Spotlight on the Monroe County
Systems Integration Project

We are proud of our staff and partners who are taking part in the Monroe County Systems Integration Project, which aims to establish connections between 300 local health, education and human services organizations by building technology and creating new relationships across sectors.
 
Under the leadership of the SIP, work is taking place across a diverse network of committed providers to build an interconnected, person-centered system of health, human services, and education supported by a unified information platform.  The goal is to improve the health and economic well-being of individuals and families, especially those who are vulnerable and/or impacted by poverty and to shift the way our community works together to better help individuals and families seeking support.
 
Earlier this year, CCSI staff and partners had the opportunity to used human-centered design principles to develop and test solutions to systems challenges.  Solutions were shared at a community forum held by SIP at Monroe Community College back in March. We asked each of the groups to share a little about their design projects, what they learned through the process, and next steps:
 
Enrico Fermi School 17 Resources App, Qawan Bollar, School 17 Site Coordinator
The participating School 17 team came up with the idea for an app that would support families by giving them direct access to the resources that they need in the community without having to physically go into the school and sit down with someone. Parents would be able to open the app at home, specify what they’re in need of, and then be redirected to a list of resources tailored to their needs.
 
The app is a way to simplify the process and make it both faster and easier, and it includes resources for food, shelter, clothing, domestic violence, and more. Everything on the app is also documented—so when a family submits a request, the app will notify the school and send updates throughout the process.
 
The app concept from School 17 ranked highly among the other concepts (6th out of 29) and has received a lot of positive feedback about the collaboration with community organizations the app involves. The next step for the team will be adding healthcare resources into the app, and they are looking forward to the benefits this concept could potentially provide the community in the future.
 
Home Base: Making Connections for Housing Stability, Ryan McIntosh, Manager, Homeless Services
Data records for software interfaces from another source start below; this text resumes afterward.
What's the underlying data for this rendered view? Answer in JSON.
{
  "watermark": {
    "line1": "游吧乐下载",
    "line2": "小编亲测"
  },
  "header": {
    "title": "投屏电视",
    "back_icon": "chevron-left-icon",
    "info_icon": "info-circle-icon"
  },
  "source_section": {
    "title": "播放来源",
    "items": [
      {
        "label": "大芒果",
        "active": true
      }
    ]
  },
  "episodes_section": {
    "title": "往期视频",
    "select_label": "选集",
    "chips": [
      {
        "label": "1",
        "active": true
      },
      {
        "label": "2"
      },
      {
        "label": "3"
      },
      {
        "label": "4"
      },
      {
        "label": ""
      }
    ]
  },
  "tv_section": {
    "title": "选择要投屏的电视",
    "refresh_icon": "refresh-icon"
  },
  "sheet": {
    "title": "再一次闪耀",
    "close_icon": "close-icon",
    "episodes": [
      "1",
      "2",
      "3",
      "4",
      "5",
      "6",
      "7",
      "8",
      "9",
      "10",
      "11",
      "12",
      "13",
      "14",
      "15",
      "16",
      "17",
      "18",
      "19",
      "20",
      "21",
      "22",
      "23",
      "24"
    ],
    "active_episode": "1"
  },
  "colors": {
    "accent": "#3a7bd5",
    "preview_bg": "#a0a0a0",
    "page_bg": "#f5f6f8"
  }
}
Home Base was a collaborative prototyping project between Partners Ending Homelessness, YWCA, Spiritus Christi Prison Outreach, and CCSI that focuses on how to increase stable residence in permanent housing. Currently, people are oftentimes disconnected from services and not sure where to turn when they need assistance, and systems can be cumbersome and difficult to navigate. In addition, we know that housing instability leads to increased homelessness.
 
Our team conducted interviews with community members at locations across Monroe County including emergency shelters, recovery centers, apartment complexes, and lunch programs. We found that many people rely on informal support networks rather than on formal case management, for example. This pilot, if implemented, would allow for Coordinators to be stationed at community locations (Home Bases) across Monroe County. The Coordinators would be peers with lived experience navigating the systems to access and maintain stable housing. Peer services are available across other service sectors; however, there are no designated housing peers in Rochester. This pilot could help to address a critical need that would help people maintain stable housing and help to prevent the trauma associated with experiencing homelessness.
 
We are so proud that our prototype ranked very high among all the teams and was well-organized and focused, while providing good insights and analyses of data. We are looking forward to the potential next steps and learning how our prototype can positively impact our local community.
 
Monroe County Family Access and Connection Team (FACT) Family Lead Online Assessment Tool (FLOAT), Heather Starks, Program Director
FACT’s area of focus is to have families and youth lead the way, identifying how they want to access services and supports, so we created the FLOAT or Family Lead Online Assessment Tool.  Traditionally, those seeking services would call an intake line, and while this will continue, we are working towards providing an online version that would provide families the opportunity to complete the FLOAT.  This would guide us as we make assignments to our team to ensure a precision of fit.  The FLOAT then becomes the driving force for our assessment and planning process with the family and youth. 
 
Utilizing the Human Centered Design Process we were intentional in creating our team to be diverse and inclusive, and as we developed the tool, we tested it with youth and families in the community, and utilized their feedback to make adjustments.  This work will continue.
 
Collectively our team felt that the Systems Integration Project was a stimulating experience, and created a broader experience of community for our team to see our interdependence and interconnectedness to one another and other agencies and organizations. 
 
It is our hope that this is only the beginning of an ongoing dynamic partnership, and we are interested in ensuring more equity in the process including parents, youth, families, and the often excluded individuals who are the ones who can provide the most creative and durable solutions. 
 
 
 Stay tuned for future updates!